Here’s a scenario for the NBA-fixated fans of Oklahoma to stew over Tuesday as they count down the hours before the NBA Draft lottery (7:30 p.m., ESPN).
The Sonics’ future home could hinge on ping-pong balls. At least that’s the theory advanced in this column by the Seattle Times’ Jerry Brewer.
What if he’s right? What if getting one of the top two picks is the only thing that could keep the Sonics from moving, possibly to Oklahoma City (though as I write this a colleague emails me a report that Sonics owner Clay Bennett will consider Kansas City).
The theory that Greg Oden or Kevin Durant could save the Sonics for Seattle goes like this:
The Sonics, who have an 18 percent chance of getting one of the top two picks, get lucky but not outrageously lucky (the last two teams to draft No. 1 — Toronto and Milwaukee — had only an 18 percent and 13 percent chances of finishing in the top 2). They draft Oden or Durant, who immediately transform the franchise and the voting public, which rises up and passes a referendum to spend $200 million or so on a new arena in Renton.
Basketball in Greater Seattle is saved and Oklahoma City turns to who? The Memphis Grizzlies? The Cavalry of the CBA?
Some of that sounds like the stuff of fairy tales, sure. But Seattle sports fans remember the time Ken Griffey’s slide — and the Angels’ dive — saved the Mariners.
In the summer of 1995, Griffey was injured — isn’t he always? — and the Mariners were 13 games out of first place. They appeared to be headed out of town. Not that anyone cared. Attendance was dismal at the Kingdome, a mausoleum the team was desperate to abandon, even if it meant bolting Seattle.
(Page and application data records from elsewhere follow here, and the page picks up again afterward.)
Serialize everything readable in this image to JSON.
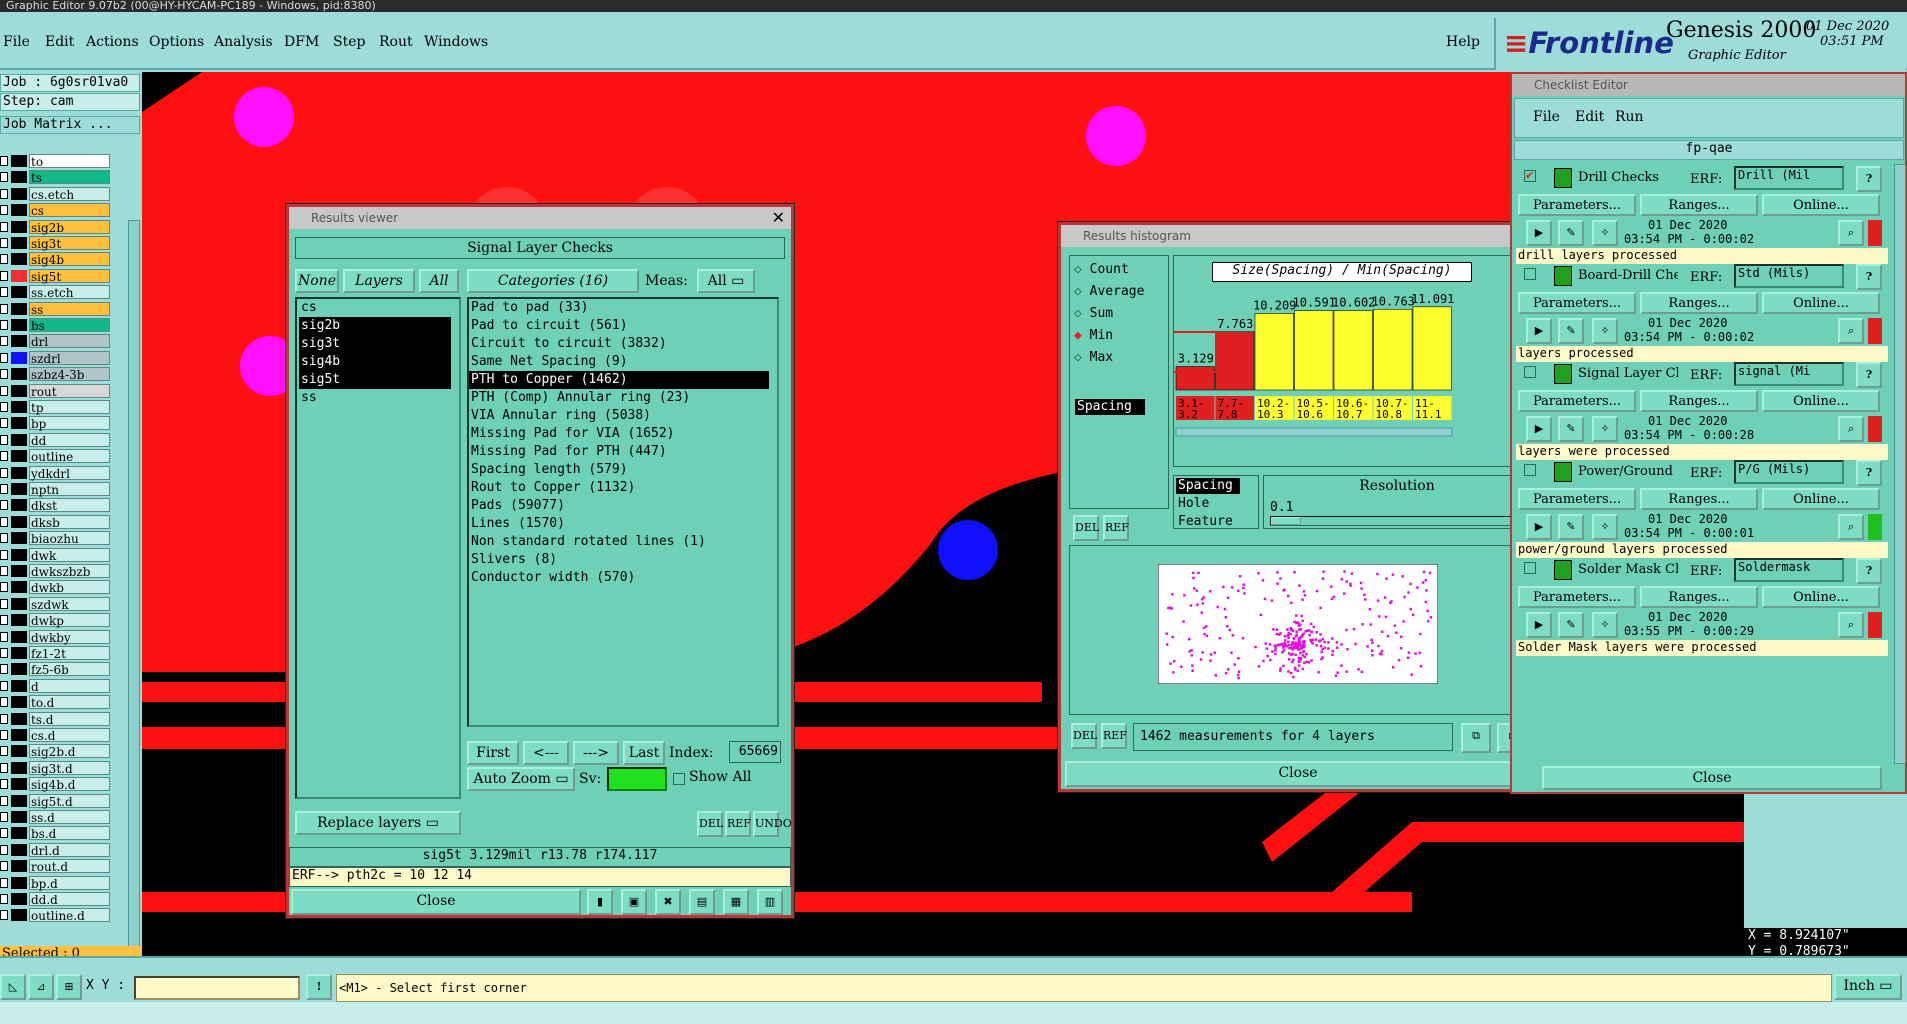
{
  "window_title": "Graphic Editor 9.07b2 (00@HY-HYCAM-PC189 - Windows, pid:8380)",
  "menu": [
    "File",
    "Edit",
    "Actions",
    "Options",
    "Analysis",
    "DFM",
    "Step",
    "Rout",
    "Windows"
  ],
  "help_label": "Help",
  "brand": {
    "logo": "Frontline",
    "product": "Genesis 2000",
    "subtitle": "Graphic Editor",
    "date": "01 Dec 2020",
    "time": "03:51 PM"
  },
  "left_panel": {
    "job": "Job : 6g0sr01va0",
    "step": "Step: cam",
    "job_matrix": "Job Matrix ...",
    "layers": [
      {
        "name": "to",
        "color": "#ffffff"
      },
      {
        "name": "ts",
        "color": "#12b88a"
      },
      {
        "name": "cs.etch",
        "color": "#c8eeea"
      },
      {
        "name": "cs",
        "color": "#ffc040"
      },
      {
        "name": "sig2b",
        "color": "#ffc040"
      },
      {
        "name": "sig3t",
        "color": "#ffc040"
      },
      {
        "name": "sig4b",
        "color": "#ffc040"
      },
      {
        "name": "sig5t",
        "color": "#ffc040"
      },
      {
        "name": "ss.etch",
        "color": "#c8eeea"
      },
      {
        "name": "ss",
        "color": "#ffc040"
      },
      {
        "name": "bs",
        "color": "#12b88a"
      },
      {
        "name": "drl",
        "color": "#b0c4c8"
      },
      {
        "name": "szdrl",
        "color": "#b0c4c8"
      },
      {
        "name": "szbz4-3b",
        "color": "#b0c4c8"
      },
      {
        "name": "rout",
        "color": "#d8d8d8"
      },
      {
        "name": "tp",
        "color": "#c8eeea"
      },
      {
        "name": "bp",
        "color": "#c8eeea"
      },
      {
        "name": "dd",
        "color": "#c8eeea"
      },
      {
        "name": "outline",
        "color": "#c8eeea"
      },
      {
        "name": "ydkdrl",
        "color": "#c8eeea"
      },
      {
        "name": "nptn",
        "color": "#c8eeea"
      },
      {
        "name": "dkst",
        "color": "#c8eeea"
      },
      {
        "name": "dksb",
        "color": "#c8eeea"
      },
      {
        "name": "biaozhu",
        "color": "#c8eeea"
      },
      {
        "name": "dwk",
        "color": "#c8eeea"
      },
      {
        "name": "dwkszbzb",
        "color": "#c8eeea"
      },
      {
        "name": "dwkb",
        "color": "#c8eeea"
      },
      {
        "name": "szdwk",
        "color": "#c8eeea"
      },
      {
        "name": "dwkp",
        "color": "#c8eeea"
      },
      {
        "name": "dwkby",
        "color": "#c8eeea"
      },
      {
        "name": "fz1-2t",
        "color": "#c8eeea"
      },
      {
        "name": "fz5-6b",
        "color": "#c8eeea"
      },
      {
        "name": "d",
        "color": "#c8eeea"
      },
      {
        "name": "to.d",
        "color": "#c8eeea"
      },
      {
        "name": "ts.d",
        "color": "#c8eeea"
      },
      {
        "name": "cs.d",
        "color": "#c8eeea"
      },
      {
        "name": "sig2b.d",
        "color": "#c8eeea"
      },
      {
        "name": "sig3t.d",
        "color": "#c8eeea"
      },
      {
        "name": "sig4b.d",
        "color": "#c8eeea"
      },
      {
        "name": "sig5t.d",
        "color": "#c8eeea"
      },
      {
        "name": "ss.d",
        "color": "#c8eeea"
      },
      {
        "name": "bs.d",
        "color": "#c8eeea"
      },
      {
        "name": "drl.d",
        "color": "#c8eeea"
      },
      {
        "name": "rout.d",
        "color": "#c8eeea"
      },
      {
        "name": "bp.d",
        "color": "#c8eeea"
      },
      {
        "name": "dd.d",
        "color": "#c8eeea"
      },
      {
        "name": "outline.d",
        "color": "#c8eeea"
      }
    ],
    "selected": "Selected : 0"
  },
  "results_viewer": {
    "title": "Results viewer",
    "header": "Signal Layer Checks",
    "none_label": "None",
    "layers_label": "Layers",
    "all_label": "All",
    "categories_label": "Categories (16)",
    "meas_label": "Meas:",
    "meas_value": "All",
    "layer_list": [
      "cs",
      "sig2b",
      "sig3t",
      "sig4b",
      "sig5t",
      "ss"
    ],
    "categories": [
      "Pad to pad (33)",
      "Pad to circuit (561)",
      "Circuit to circuit (3832)",
      "Same Net Spacing (9)",
      "PTH to Copper (1462)",
      "PTH (Comp) Annular ring (23)",
      "VIA Annular ring (5038)",
      "Missing Pad for VIA (1652)",
      "Missing Pad for PTH (447)",
      "Spacing length (579)",
      "Rout to Copper (1132)",
      "Pads (59077)",
      "Lines (1570)",
      "Non standard rotated lines (1)",
      "Slivers (8)",
      "Conductor width (570)"
    ],
    "nav": {
      "first": "First",
      "prev": "<---",
      "next": "--->",
      "last": "Last",
      "index_label": "Index:",
      "index_value": "65669"
    },
    "auto_zoom": "Auto Zoom",
    "sv_label": "Sv:",
    "show_all": "Show All",
    "replace_layers": "Replace layers",
    "del": "DEL",
    "ref": "REF",
    "undo": "UNDO",
    "info": "sig5t 3.129mil  r13.78  r174.117",
    "erf": "ERF--> pth2c = 10 12 14",
    "close": "Close"
  },
  "histogram": {
    "title": "Results histogram",
    "options": [
      "Count",
      "Average",
      "Sum",
      "Min",
      "Max"
    ],
    "selected_option": "Min",
    "spacing_tag": "Spacing",
    "chart_title": "Size(Spacing) / Min(Spacing)",
    "del": "DEL",
    "ref": "REF",
    "types": [
      "Spacing",
      "Hole",
      "Feature"
    ],
    "resolution_label": "Resolution",
    "resolution_value": "0.1",
    "measure_text": "1462 measurements for 4 layers",
    "close": "Close"
  },
  "chart_data": {
    "type": "bar",
    "title": "Size(Spacing) / Min(Spacing)",
    "bar_labels": [
      "3.129",
      "7.763",
      "10.209",
      "10.591",
      "10.602",
      "10.763",
      "11.091"
    ],
    "categories": [
      "3.1-3.2",
      "7.7-7.8",
      "10.2-10.3",
      "10.5-10.6",
      "10.6-10.7",
      "10.7-10.8",
      "11-11.1"
    ],
    "values": [
      3.129,
      7.763,
      10.209,
      10.591,
      10.602,
      10.763,
      11.091
    ],
    "colors": [
      "#e02020",
      "#e02020",
      "#ffff30",
      "#ffff30",
      "#ffff30",
      "#ffff30",
      "#ffff30"
    ],
    "ylim": [
      0,
      12
    ]
  },
  "checklist": {
    "title": "Checklist Editor",
    "menu": [
      "File",
      "Edit",
      "Run"
    ],
    "name": "fp-qae",
    "erf_label": "ERF:",
    "parameters": "Parameters...",
    "ranges": "Ranges...",
    "online": "Online...",
    "close": "Close",
    "items": [
      {
        "name": "Drill Checks",
        "erf": "Drill (Mil",
        "date": "01 Dec 2020",
        "time": "03:54 PM - 0:00:02",
        "status": "drill layers processed",
        "checked": true
      },
      {
        "name": "Board-Drill Che",
        "erf": "Std (Mils)",
        "date": "01 Dec 2020",
        "time": "03:54 PM - 0:00:02",
        "status": "layers processed",
        "checked": false
      },
      {
        "name": "Signal Layer Ch",
        "erf": "signal (Mi",
        "date": "01 Dec 2020",
        "time": "03:54 PM - 0:00:28",
        "status": "layers were processed",
        "checked": false
      },
      {
        "name": "Power/Ground C",
        "erf": "P/G (Mils)",
        "date": "01 Dec 2020",
        "time": "03:54 PM - 0:00:01",
        "status": "power/ground layers processed",
        "checked": false
      },
      {
        "name": "Solder Mask Ch",
        "erf": "Soldermask",
        "date": "01 Dec 2020",
        "time": "03:55 PM - 0:00:29",
        "status": "Solder Mask layers were processed",
        "checked": false
      }
    ]
  },
  "status": {
    "xy_label": "X Y :",
    "xy_value": "",
    "prompt": "<M1> - Select first corner",
    "x_readout": "X = 8.924107\"",
    "y_readout": "Y = 0.789673\"",
    "units": "Inch"
  }
}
Then the Angels choked, the Mariners rallied and Griffey slid home with the winning run in a one-game playoff against the Angels to win the AL West title. The Mariners went to the playoffs for the first time in franchise history, even beat the Yankees in the first round. The fans who jumped on the bandwagon rally support for a new stadium. Safeco Field is built, and the Mariners remain in Seattle.
Which is probably the biggest reason the Sonics won’t. The good folks of Washington appear to be weary of paying for stadiums for millionare athletes and billionaire owners. But let’s not wake Jerry Brewer from his sweet dream just yet.
If it’s really possible that getting Oden or Durant could trigger a chain reaction that Saves Their Sonics and convinces Citizens for More Important Things there really aren’t more important things, what are the NBA-starved folks in the OKC to think about as they ponder pingpong balls?
Should they hope the Sonics come out fourth or fifth in the NBA Draft Lottery and a month later draft Florida center Joakim Noah and his lame hairdo, jump shot and dance moves, thereby scaring off the last remaining Sonics fans and sealing their farewell to the great Northwest?
Only if you believe if fairy tales.
Bet I know which way Oklahoma City’s most leveraged NBA fans are rooting.